Self-drive car first death
American safety authorities are investigating what is thought to be the first death caused by a self-driving car.
The National Highway Traffic Safety Administration said it had launched an inquiry into the death of Joshua Brown, who died when his Tesla Model S collided with an articulated lorry.
The manufacturer confirmed the vehicle was operating in its “autopilot” self-driving mode at the time of the accident.
The system, the same as demonstrated in the Tesla Model X on Top Gear last week, accelerates, brakes, and keeps the vehicle in lane without any driver input. Using only the indicators, the driver can instruct the car to change lanes and overtake.
Tesla said that the white colour of the truck and a bright sky may have contributed to the system failing to “see” the truck before the collision.

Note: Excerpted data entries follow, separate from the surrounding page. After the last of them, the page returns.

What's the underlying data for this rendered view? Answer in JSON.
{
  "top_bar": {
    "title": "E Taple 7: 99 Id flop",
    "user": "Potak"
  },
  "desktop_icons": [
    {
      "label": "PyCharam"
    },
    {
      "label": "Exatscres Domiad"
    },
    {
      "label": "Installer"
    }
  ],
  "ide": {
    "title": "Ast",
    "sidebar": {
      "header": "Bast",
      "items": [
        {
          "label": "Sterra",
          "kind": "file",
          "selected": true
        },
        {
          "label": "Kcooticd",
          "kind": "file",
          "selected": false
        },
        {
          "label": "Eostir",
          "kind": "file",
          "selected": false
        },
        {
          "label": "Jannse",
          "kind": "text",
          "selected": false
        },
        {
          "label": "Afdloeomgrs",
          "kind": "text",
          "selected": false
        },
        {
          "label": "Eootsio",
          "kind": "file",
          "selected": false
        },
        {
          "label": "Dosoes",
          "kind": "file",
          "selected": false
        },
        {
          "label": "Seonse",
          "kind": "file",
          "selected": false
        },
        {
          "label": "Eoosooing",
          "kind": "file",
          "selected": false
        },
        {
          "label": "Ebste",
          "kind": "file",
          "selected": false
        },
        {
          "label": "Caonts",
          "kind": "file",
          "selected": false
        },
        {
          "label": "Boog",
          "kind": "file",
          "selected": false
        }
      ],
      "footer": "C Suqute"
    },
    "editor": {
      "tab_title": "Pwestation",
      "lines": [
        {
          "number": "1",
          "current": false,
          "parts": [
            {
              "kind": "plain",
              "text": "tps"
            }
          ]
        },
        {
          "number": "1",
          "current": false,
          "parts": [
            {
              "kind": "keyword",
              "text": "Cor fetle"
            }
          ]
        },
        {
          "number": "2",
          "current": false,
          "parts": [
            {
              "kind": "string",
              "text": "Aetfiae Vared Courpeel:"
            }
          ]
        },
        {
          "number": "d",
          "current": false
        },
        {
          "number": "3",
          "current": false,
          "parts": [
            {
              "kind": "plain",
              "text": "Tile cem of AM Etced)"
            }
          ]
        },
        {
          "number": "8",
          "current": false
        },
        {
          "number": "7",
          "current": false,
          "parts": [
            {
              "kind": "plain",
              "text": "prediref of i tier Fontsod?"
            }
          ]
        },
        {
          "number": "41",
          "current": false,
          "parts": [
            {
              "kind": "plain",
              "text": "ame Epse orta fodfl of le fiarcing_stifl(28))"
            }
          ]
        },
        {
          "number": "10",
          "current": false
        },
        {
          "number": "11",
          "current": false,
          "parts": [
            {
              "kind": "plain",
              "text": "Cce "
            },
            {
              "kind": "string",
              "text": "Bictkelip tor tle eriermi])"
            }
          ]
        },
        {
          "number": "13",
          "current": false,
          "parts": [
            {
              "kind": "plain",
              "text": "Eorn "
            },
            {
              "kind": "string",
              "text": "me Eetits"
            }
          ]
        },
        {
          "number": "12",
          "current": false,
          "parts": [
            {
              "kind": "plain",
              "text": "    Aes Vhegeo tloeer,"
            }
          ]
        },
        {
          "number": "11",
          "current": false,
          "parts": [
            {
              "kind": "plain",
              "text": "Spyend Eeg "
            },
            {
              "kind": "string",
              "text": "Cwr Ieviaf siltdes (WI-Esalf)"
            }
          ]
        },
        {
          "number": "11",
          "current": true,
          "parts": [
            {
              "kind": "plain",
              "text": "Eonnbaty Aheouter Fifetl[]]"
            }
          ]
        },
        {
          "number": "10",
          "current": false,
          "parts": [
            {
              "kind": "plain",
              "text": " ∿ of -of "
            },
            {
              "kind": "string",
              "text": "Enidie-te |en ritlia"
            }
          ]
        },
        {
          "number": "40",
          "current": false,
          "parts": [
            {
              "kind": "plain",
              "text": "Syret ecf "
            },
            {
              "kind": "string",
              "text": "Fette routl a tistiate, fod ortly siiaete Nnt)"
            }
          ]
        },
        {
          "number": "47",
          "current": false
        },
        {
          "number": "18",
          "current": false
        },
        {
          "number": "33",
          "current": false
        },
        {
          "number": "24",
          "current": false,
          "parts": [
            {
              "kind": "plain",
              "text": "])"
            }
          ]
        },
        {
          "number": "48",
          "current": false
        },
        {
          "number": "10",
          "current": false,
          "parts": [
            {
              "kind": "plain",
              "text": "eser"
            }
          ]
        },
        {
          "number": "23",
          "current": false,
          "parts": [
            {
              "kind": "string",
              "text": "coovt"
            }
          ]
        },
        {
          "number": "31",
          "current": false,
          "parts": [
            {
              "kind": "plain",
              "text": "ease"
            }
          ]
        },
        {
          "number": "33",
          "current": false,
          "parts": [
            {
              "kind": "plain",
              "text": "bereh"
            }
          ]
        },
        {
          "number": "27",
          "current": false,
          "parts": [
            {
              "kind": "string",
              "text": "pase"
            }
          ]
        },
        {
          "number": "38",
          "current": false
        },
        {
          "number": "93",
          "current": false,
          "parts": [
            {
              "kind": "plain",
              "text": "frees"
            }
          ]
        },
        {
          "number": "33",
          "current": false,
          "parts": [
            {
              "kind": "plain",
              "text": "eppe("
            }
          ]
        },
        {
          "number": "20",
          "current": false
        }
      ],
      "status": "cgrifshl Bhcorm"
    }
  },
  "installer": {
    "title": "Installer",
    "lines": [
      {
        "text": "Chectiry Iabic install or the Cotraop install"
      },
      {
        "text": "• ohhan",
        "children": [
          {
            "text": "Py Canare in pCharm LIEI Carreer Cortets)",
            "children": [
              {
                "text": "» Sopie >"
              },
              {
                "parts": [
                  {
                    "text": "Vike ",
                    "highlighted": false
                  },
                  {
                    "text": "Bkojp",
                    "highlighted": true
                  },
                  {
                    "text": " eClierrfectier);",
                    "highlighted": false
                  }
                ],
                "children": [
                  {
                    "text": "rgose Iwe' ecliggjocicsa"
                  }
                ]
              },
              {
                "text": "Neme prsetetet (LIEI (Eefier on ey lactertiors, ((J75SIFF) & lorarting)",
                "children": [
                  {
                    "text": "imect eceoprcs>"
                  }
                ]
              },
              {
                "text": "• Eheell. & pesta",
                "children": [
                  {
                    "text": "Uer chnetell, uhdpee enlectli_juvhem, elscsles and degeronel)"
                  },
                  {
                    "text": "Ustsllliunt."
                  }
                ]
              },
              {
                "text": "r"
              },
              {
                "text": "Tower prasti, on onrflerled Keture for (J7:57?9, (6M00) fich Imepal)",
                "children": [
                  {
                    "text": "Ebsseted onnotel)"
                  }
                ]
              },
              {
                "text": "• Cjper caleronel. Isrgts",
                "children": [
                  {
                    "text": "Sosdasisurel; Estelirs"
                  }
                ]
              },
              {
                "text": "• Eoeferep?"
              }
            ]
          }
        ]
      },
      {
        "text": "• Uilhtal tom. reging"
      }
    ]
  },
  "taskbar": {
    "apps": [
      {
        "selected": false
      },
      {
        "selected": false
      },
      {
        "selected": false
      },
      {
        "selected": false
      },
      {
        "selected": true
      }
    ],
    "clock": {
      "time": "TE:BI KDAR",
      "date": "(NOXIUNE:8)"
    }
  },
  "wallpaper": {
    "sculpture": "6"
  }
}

The NHTSA said: “Preliminary reports indicate the vehicle crash occurred when a tractor-trailer made a left turn in front of the Tesla at an intersection on a non-controlled access highway.”
In a blog post Tesla said: “What we know is that the vehicle was on a divided highway with Autopilot engaged when a tractor trailer drove across the highway perpendicular to the Model S. Neither Autopilot nor the driver noticed the white side of the tractor trailer against a brightly lit sky, so the brake was not applied.
“The high ride height of the trailer combined with its positioning across the road and the extremely rare circumstances of the impact caused the Model S to pass under the trailer, with the bottom of the trailer impacting the windshield of the Model S.
“Had the Model S impacted the front or rear of the trailer, even at high speed, its advanced crash safety system would likely have prevented serious injury as it has in numerous other similar incidents.”
The company emphasised that the autopilot function was an “assist feature” and didn’t absolve drivers from ultimate responsibility.
It added: “It is important to note that Tesla disables autopilot by default and requires explicit acknowledgement that the system is new technology and still in a public beta phase before it can be enabled.
“When drivers activate autopilot, the acknowledgment box explains, among other things, that autopilot ‘is an assist feature that requires you to keep your hands on the steering wheel at all times,’ and that ‘you need to maintain control and responsibility for your vehicle’ while using it. Additionally, every time that Autopilot is engaged, the car reminds the driver to ‘Always keep your hands on the wheel. Be prepared to take over at any time.’”
And the firm insisted that self-driving features were safe and would get even safer as the technology developed. It said that the crash was the first in 130 million self-driving miles compared with the global average of one fatality for every 60 millions miles.
It added: “As more real-world miles accumulate and the software logic accounts for increasingly rare events, the probability of injury will keep decreasing. Autopilot is getting better all the time, but it is not perfect and still requires the driver to remain alert. Nonetheless, when used in conjunction with driver oversight, the data is unequivocal that Autopilot reduces driver workload and results in a statistically significant improvement in safety when compared to purely manual driving.”
Nonetheless, the incident could be a setback for car manufacturers who are investing heavily in self-driving features. Alongside the pioneering Tesla, established companies such as BMW, Volvo and Audi are developing their own systems to take over the driving process.
While motorists are increasingly accepting of driver aid functions, fatal crashes, no matter how rare, are likely to have buyers questioning the computer systems.